### [Items from an interface collection]
-.-.-

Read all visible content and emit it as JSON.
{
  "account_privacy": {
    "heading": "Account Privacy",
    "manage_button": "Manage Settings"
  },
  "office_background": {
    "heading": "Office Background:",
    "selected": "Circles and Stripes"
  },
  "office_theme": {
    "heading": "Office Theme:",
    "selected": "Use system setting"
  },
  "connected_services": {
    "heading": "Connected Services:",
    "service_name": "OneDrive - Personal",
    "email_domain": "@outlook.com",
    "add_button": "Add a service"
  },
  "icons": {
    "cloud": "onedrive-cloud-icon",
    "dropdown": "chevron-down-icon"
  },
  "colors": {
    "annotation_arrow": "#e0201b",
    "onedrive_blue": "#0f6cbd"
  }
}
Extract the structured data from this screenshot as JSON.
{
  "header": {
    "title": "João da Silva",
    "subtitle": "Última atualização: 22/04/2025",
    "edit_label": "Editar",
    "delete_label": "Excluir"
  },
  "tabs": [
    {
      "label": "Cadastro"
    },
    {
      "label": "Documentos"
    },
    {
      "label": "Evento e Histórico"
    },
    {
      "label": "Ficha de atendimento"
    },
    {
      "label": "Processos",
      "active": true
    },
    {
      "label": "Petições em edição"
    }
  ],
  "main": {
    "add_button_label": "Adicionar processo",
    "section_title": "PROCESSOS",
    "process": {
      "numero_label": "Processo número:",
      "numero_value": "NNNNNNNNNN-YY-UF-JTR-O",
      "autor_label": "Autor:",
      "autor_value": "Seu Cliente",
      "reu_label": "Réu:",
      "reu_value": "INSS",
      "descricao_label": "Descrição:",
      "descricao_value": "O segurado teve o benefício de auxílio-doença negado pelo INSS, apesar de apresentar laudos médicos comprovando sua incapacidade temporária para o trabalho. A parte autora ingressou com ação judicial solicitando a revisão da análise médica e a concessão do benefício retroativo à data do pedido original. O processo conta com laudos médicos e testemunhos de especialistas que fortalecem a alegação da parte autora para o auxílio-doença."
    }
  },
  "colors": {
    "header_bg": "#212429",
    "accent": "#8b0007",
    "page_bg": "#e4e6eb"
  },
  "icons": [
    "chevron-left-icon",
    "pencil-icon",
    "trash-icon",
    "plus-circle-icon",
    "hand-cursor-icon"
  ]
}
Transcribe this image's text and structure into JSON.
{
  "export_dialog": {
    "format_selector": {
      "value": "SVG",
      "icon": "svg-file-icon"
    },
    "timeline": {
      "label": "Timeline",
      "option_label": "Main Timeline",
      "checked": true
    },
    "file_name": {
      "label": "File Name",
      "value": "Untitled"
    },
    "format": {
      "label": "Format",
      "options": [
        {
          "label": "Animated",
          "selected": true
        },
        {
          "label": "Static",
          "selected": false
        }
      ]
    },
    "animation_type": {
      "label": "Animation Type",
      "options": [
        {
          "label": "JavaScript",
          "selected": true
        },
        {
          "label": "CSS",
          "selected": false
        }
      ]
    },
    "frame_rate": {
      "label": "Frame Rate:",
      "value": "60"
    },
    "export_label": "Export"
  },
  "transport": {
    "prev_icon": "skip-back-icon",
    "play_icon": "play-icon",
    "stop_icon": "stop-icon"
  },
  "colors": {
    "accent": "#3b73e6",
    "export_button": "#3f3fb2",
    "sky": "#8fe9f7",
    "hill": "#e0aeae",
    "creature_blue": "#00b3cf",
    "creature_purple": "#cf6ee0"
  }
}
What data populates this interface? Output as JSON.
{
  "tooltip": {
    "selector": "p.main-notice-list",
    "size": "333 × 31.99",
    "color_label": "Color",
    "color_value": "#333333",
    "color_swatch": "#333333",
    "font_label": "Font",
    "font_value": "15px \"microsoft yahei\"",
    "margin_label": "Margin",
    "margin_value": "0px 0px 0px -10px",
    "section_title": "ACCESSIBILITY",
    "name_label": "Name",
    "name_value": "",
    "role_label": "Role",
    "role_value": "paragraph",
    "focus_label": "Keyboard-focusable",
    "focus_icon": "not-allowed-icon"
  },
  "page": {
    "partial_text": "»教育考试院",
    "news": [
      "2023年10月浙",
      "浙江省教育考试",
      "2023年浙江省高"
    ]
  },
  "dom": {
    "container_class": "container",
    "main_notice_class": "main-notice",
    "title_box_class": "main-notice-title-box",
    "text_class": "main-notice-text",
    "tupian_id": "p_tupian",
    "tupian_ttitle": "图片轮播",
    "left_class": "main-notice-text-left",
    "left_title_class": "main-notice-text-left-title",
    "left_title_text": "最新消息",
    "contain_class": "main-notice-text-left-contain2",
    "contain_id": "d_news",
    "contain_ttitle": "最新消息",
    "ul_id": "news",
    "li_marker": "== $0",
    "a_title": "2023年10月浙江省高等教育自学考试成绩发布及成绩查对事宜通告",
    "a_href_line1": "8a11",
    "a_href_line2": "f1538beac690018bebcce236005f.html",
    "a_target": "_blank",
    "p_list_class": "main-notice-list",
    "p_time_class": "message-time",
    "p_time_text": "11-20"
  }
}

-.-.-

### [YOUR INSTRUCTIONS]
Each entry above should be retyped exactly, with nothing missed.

### [REPLY]
Read all visible content and emit it as JSON.
{
  "account_privacy": {
    "heading": "Account Privacy",
    "manage_button": "Manage Settings"
  },
  "office_background": {
    "heading": "Office Background:",
    "selected": "Circles and Stripes"
  },
  "office_theme": {
    "heading": "Office Theme:",
    "selected": "Use system setting"
  },
  "connected_services": {
    "heading": "Connected Services:",
    "service_name": "OneDrive - Personal",
    "email_domain": "@outlook.com",
    "add_button": "Add a service"
  },
  "icons": {
    "cloud": "onedrive-cloud-icon",
    "dropdown": "chevron-down-icon"
  },
  "colors": {
    "annotation_arrow": "#e0201b",
    "onedrive_blue": "#0f6cbd"
  }
}
Extract the structured data from this screenshot as JSON.
{
  "header": {
    "title": "João da Silva",
    "subtitle": "Última atualização: 22/04/2025",
    "edit_label": "Editar",
    "delete_label": "Excluir"
  },
  "tabs": [
    {
      "label": "Cadastro"
    },
    {
      "label": "Documentos"
    },
    {
      "label": "Evento e Histórico"
    },
    {
      "label": "Ficha de atendimento"
    },
    {
      "label": "Processos",
      "active": true
    },
    {
      "label": "Petições em edição"
    }
  ],
  "main": {
    "add_button_label": "Adicionar processo",
    "section_title": "PROCESSOS",
    "process": {
      "numero_label": "Processo número:",
      "numero_value": "NNNNNNNNNN-YY-UF-JTR-O",
      "autor_label": "Autor:",
      "autor_value": "Seu Cliente",
      "reu_label": "Réu:",
      "reu_value": "INSS",
      "descricao_label": "Descrição:",
      "descricao_value": "O segurado teve o benefício de auxílio-doença negado pelo INSS, apesar de apresentar laudos médicos comprovando sua incapacidade temporária para o trabalho. A parte autora ingressou com ação judicial solicitando a revisão da análise médica e a concessão do benefício retroativo à data do pedido original. O processo conta com laudos médicos e testemunhos de especialistas que fortalecem a alegação da parte autora para o auxílio-doença."
    }
  },
  "colors": {
    "header_bg": "#212429",
    "accent": "#8b0007",
    "page_bg": "#e4e6eb"
  },
  "icons": [
    "chevron-left-icon",
    "pencil-icon",
    "trash-icon",
    "plus-circle-icon",
    "hand-cursor-icon"
  ]
}
Transcribe this image's text and structure into JSON.
{
  "export_dialog": {
    "format_selector": {
      "value": "SVG",
      "icon": "svg-file-icon"
    },
    "timeline": {
      "label": "Timeline",
      "option_label": "Main Timeline",
      "checked": true
    },
    "file_name": {
      "label": "File Name",
      "value": "Untitled"
    },
    "format": {
      "label": "Format",
      "options": [
        {
          "label": "Animated",
          "selected": true
        },
        {
          "label": "Static",
          "selected": false
        }
      ]
    },
    "animation_type": {
      "label": "Animation Type",
      "options": [
        {
          "label": "JavaScript",
          "selected": true
        },
        {
          "label": "CSS",
          "selected": false
        }
      ]
    },
    "frame_rate": {
      "label": "Frame Rate:",
      "value": "60"
    },
    "export_label": "Export"
  },
  "transport": {
    "prev_icon": "skip-back-icon",
    "play_icon": "play-icon",
    "stop_icon": "stop-icon"
  },
  "colors": {
    "accent": "#3b73e6",
    "export_button": "#3f3fb2",
    "sky": "#8fe9f7",
    "hill": "#e0aeae",
    "creature_blue": "#00b3cf",
    "creature_purple": "#cf6ee0"
  }
}
What data populates this interface? Output as JSON.
{
  "tooltip": {
    "selector": "p.main-notice-list",
    "size": "333 × 31.99",
    "color_label": "Color",
    "color_value": "#333333",
    "color_swatch": "#333333",
    "font_label": "Font",
    "font_value": "15px \"microsoft yahei\"",
    "margin_label": "Margin",
    "margin_value": "0px 0px 0px -10px",
    "section_title": "ACCESSIBILITY",
    "name_label": "Name",
    "name_value": "",
    "role_label": "Role",
    "role_value": "paragraph",
    "focus_label": "Keyboard-focusable",
    "focus_icon": "not-allowed-icon"
  },
  "page": {
    "partial_text": "»教育考试院",
    "news": [
      "2023年10月浙",
      "浙江省教育考试",
      "2023年浙江省高"
    ]
  },
  "dom": {
    "container_class": "container",
    "main_notice_class": "main-notice",
    "title_box_class": "main-notice-title-box",
    "text_class": "main-notice-text",
    "tupian_id": "p_tupian",
    "tupian_ttitle": "图片轮播",
    "left_class": "main-notice-text-left",
    "left_title_class": "main-notice-text-left-title",
    "left_title_text": "最新消息",
    "contain_class": "main-notice-text-left-contain2",
    "contain_id": "d_news",
    "contain_ttitle": "最新消息",
    "ul_id": "news",
    "li_marker": "== $0",
    "a_title": "2023年10月浙江省高等教育自学考试成绩发布及成绩查对事宜通告",
    "a_href_line1": "8a11",
    "a_href_line2": "f1538beac690018bebcce236005f.html",
    "a_target": "_blank",
    "p_list_class": "main-notice-list",
    "p_time_class": "message-time",
    "p_time_text": "11-20"
  }
}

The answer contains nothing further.